■ About this exercise: Give back the entries verbatim.

▽

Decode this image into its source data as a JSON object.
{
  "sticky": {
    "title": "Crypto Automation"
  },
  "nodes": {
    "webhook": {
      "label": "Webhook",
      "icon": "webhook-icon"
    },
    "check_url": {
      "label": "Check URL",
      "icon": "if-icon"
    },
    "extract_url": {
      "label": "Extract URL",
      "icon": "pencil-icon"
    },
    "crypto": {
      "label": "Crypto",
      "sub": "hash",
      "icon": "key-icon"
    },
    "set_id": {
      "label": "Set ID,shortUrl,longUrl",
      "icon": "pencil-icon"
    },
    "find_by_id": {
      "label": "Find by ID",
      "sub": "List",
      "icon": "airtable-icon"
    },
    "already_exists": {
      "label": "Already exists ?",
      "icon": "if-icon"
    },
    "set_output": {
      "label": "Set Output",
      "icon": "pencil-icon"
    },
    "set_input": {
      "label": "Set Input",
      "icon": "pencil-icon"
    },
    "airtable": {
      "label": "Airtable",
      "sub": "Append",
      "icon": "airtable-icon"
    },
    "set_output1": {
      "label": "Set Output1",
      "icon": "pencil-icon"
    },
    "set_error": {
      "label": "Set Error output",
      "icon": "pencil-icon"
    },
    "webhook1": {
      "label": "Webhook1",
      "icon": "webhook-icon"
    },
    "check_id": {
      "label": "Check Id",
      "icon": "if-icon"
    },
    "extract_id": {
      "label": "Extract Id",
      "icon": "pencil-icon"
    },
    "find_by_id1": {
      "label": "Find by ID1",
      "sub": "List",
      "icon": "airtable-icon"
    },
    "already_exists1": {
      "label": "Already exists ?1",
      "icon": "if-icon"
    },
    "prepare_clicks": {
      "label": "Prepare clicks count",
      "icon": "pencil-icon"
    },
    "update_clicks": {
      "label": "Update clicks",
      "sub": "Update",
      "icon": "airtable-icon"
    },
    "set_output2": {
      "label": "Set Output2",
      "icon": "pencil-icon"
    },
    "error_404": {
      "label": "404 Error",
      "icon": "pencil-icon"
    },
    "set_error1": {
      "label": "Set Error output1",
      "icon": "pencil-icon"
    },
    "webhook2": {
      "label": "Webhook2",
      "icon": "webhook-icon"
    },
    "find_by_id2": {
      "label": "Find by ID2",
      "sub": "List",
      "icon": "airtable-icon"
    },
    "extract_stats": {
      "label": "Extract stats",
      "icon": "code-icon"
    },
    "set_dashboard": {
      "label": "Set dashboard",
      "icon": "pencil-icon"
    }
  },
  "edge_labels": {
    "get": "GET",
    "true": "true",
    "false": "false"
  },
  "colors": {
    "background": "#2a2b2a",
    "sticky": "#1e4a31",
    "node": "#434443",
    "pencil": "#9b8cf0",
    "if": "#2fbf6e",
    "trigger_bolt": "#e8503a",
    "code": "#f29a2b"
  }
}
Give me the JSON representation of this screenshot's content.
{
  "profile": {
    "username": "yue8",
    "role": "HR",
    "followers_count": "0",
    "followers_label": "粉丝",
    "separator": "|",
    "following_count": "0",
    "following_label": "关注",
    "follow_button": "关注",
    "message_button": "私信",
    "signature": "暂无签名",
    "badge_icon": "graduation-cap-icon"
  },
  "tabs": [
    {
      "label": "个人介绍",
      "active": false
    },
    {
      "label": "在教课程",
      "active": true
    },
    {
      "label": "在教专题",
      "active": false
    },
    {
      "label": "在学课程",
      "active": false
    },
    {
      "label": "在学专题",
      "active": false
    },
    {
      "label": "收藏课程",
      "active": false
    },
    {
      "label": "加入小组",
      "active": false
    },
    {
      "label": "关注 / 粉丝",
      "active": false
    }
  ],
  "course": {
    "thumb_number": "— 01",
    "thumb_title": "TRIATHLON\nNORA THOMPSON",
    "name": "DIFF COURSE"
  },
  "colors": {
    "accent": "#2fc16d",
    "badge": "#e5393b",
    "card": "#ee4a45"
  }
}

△

■ Solution below:
Decode this image into its source data as a JSON object.
{
  "sticky": {
    "title": "Crypto Automation"
  },
  "nodes": {
    "webhook": {
      "label": "Webhook",
      "icon": "webhook-icon"
    },
    "check_url": {
      "label": "Check URL",
      "icon": "if-icon"
    },
    "extract_url": {
      "label": "Extract URL",
      "icon": "pencil-icon"
    },
    "crypto": {
      "label": "Crypto",
      "sub": "hash",
      "icon": "key-icon"
    },
    "set_id": {
      "label": "Set ID,shortUrl,longUrl",
      "icon": "pencil-icon"
    },
    "find_by_id": {
      "label": "Find by ID",
      "sub": "List",
      "icon": "airtable-icon"
    },
    "already_exists": {
      "label": "Already exists ?",
      "icon": "if-icon"
    },
    "set_output": {
      "label": "Set Output",
      "icon": "pencil-icon"
    },
    "set_input": {
      "label": "Set Input",
      "icon": "pencil-icon"
    },
    "airtable": {
      "label": "Airtable",
      "sub": "Append",
      "icon": "airtable-icon"
    },
    "set_output1": {
      "label": "Set Output1",
      "icon": "pencil-icon"
    },
    "set_error": {
      "label": "Set Error output",
      "icon": "pencil-icon"
    },
    "webhook1": {
      "label": "Webhook1",
      "icon": "webhook-icon"
    },
    "check_id": {
      "label": "Check Id",
      "icon": "if-icon"
    },
    "extract_id": {
      "label": "Extract Id",
      "icon": "pencil-icon"
    },
    "find_by_id1": {
      "label": "Find by ID1",
      "sub": "List",
      "icon": "airtable-icon"
    },
    "already_exists1": {
      "label": "Already exists ?1",
      "icon": "if-icon"
    },
    "prepare_clicks": {
      "label": "Prepare clicks count",
      "icon": "pencil-icon"
    },
    "update_clicks": {
      "label": "Update clicks",
      "sub": "Update",
      "icon": "airtable-icon"
    },
    "set_output2": {
      "label": "Set Output2",
      "icon": "pencil-icon"
    },
    "error_404": {
      "label": "404 Error",
      "icon": "pencil-icon"
    },
    "set_error1": {
      "label": "Set Error output1",
      "icon": "pencil-icon"
    },
    "webhook2": {
      "label": "Webhook2",
      "icon": "webhook-icon"
    },
    "find_by_id2": {
      "label": "Find by ID2",
      "sub": "List",
      "icon": "airtable-icon"
    },
    "extract_stats": {
      "label": "Extract stats",
      "icon": "code-icon"
    },
    "set_dashboard": {
      "label": "Set dashboard",
      "icon": "pencil-icon"
    }
  },
  "edge_labels": {
    "get": "GET",
    "true": "true",
    "false": "false"
  },
  "colors": {
    "background": "#2a2b2a",
    "sticky": "#1e4a31",
    "node": "#434443",
    "pencil": "#9b8cf0",
    "if": "#2fbf6e",
    "trigger_bolt": "#e8503a",
    "code": "#f29a2b"
  }
}
Give me the JSON representation of this screenshot's content.
{
  "profile": {
    "username": "yue8",
    "role": "HR",
    "followers_count": "0",
    "followers_label": "粉丝",
    "separator": "|",
    "following_count": "0",
    "following_label": "关注",
    "follow_button": "关注",
    "message_button": "私信",
    "signature": "暂无签名",
    "badge_icon": "graduation-cap-icon"
  },
  "tabs": [
    {
      "label": "个人介绍",
      "active": false
    },
    {
      "label": "在教课程",
      "active": true
    },
    {
      "label": "在教专题",
      "active": false
    },
    {
      "label": "在学课程",
      "active": false
    },
    {
      "label": "在学专题",
      "active": false
    },
    {
      "label": "收藏课程",
      "active": false
    },
    {
      "label": "加入小组",
      "active": false
    },
    {
      "label": "关注 / 粉丝",
      "active": false
    }
  ],
  "course": {
    "thumb_number": "— 01",
    "thumb_title": "TRIATHLON\nNORA THOMPSON",
    "name": "DIFF COURSE"
  },
  "colors": {
    "accent": "#2fc16d",
    "badge": "#e5393b",
    "card": "#ee4a45"
  }
}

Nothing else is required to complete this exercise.